On Avedon Portraits of Power (again)
"Avedon never made any pretence to objectivity; the notion of the dispassionate lens he wrote off as delusion. [. . .] Like a caricaturist, he thought that lies and cruelty settled like a crust on the physiognomy. All he had to do was to supply a lit exposure of the particular features in which moral intelligence or its absence had been inscribed." ~ Simon Schama
"I try to allow the people really - if that's possible - to photograph themselves." ~ Richard AvedonAvedon's portraits, of course, prompt us to think about the sorts of encounter - actually, of interaction, "encounter" makes it seem too passive on both sides - between photographer and subject. I've commented on this topic here (you can find a link to Schama's essay there too).
"The pose is a photographic dimension which goes beyond the intention of the photographer and suggests the independence, asserts even the very existence, of the subject. The pose is the key to catch the independent, socially ignored, unsaid unacknowledged i the photographic act." ~ Murat Nemet-Nejat (The Peripheral Space of Photography, Green Integer, 2003)
In looking at Portraits of Power one of the essays in the book - Frank Goodyear, III "A Brief Intense Intimacy: Avedon & His Subjects" - makes clear that Avedon hardly considered his studio (or any other location in which he made a portrait) neutral territory. He prepared - doing background reading, making sketches, and so forth. In other words, his lack of objectivity or neutrality - whatever that might mean - was studied. But, while preparation might give a photographer like Avedon an edge in his interactions with subjects, even Goodyear, cannot sustain the claim that the photographer managed or even tried to assert what he refers to as "ultimate control." Indeed, the essay makes clear that the relation between portraitist and subject is an interaction, often a contested one. This lead me back to some observation that photographer Jerry Thompson has made about the "struggle for control of the picture" - between photographer and subject - as his teacher Walker Evans made his famous 1936 portrait of Allie Mae Burroughs.
Thompson talks about how the way Evans set his camera so close to his subject prompted a response (discomfort? resistance?) from her, thereby inviting "a truth beyond his prediction or control." As I re-read this section of the book I realized that Thompson is talking about the uses of verisimilitude. But here he is helping us make sense of the sort of intimate interactions that Avedon had with those whose portraits he made. In those interactions there is a struggle for control.
This leads to a final connection I'd like to make, this time to the argument that Murat Nemet-Nejat makes in his terrific little book.
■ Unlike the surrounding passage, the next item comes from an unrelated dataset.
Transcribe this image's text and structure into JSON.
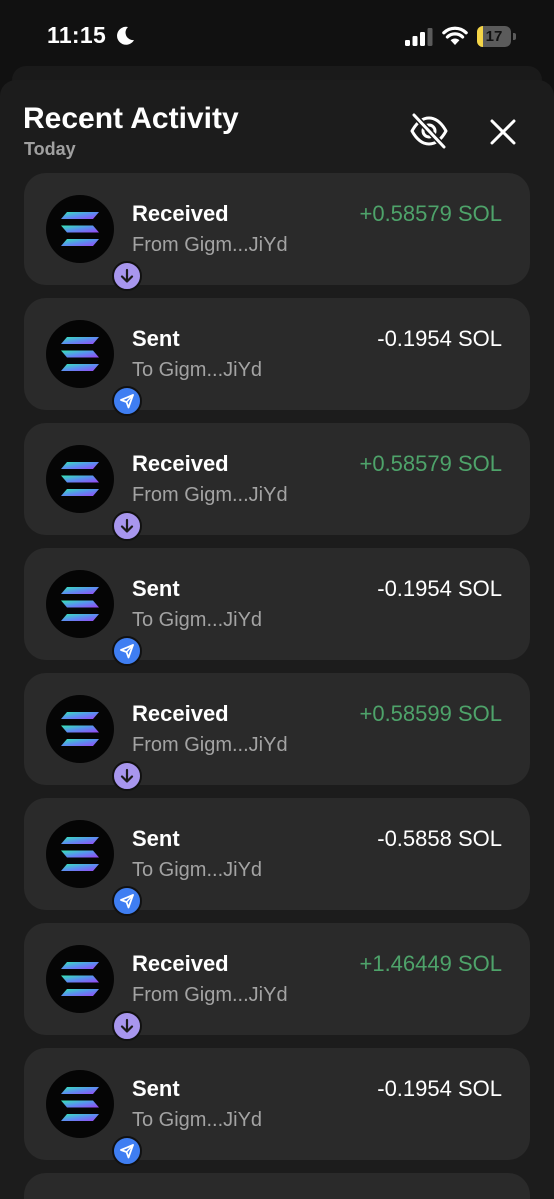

He calls attention to the persistent "tension ... between pose as something imposed by the photographer on the subject and pose as something asserted, defined by the subject." He claims that insofar as it trades on the notion that the photographer ultimately is able to assert control of her subject through framing, composition, lighting, and so forth, the pretension of photography to the status of art falls flat. He goes so far as to suggest that in some instances photography is a medium of reflection in which the relationship between viewer and subject succeeds ore or less in "pushing the photographer aside." I want to take this idea up in another post. For now it is enough to refer you back to the comment from Avedon I've lifted above. Perhaps it is possible.
* Jerry L. Thompson. 2003. Truth & Photography: Notes on Looking and Photographing. Ian R. Dee, especially pages 36-45.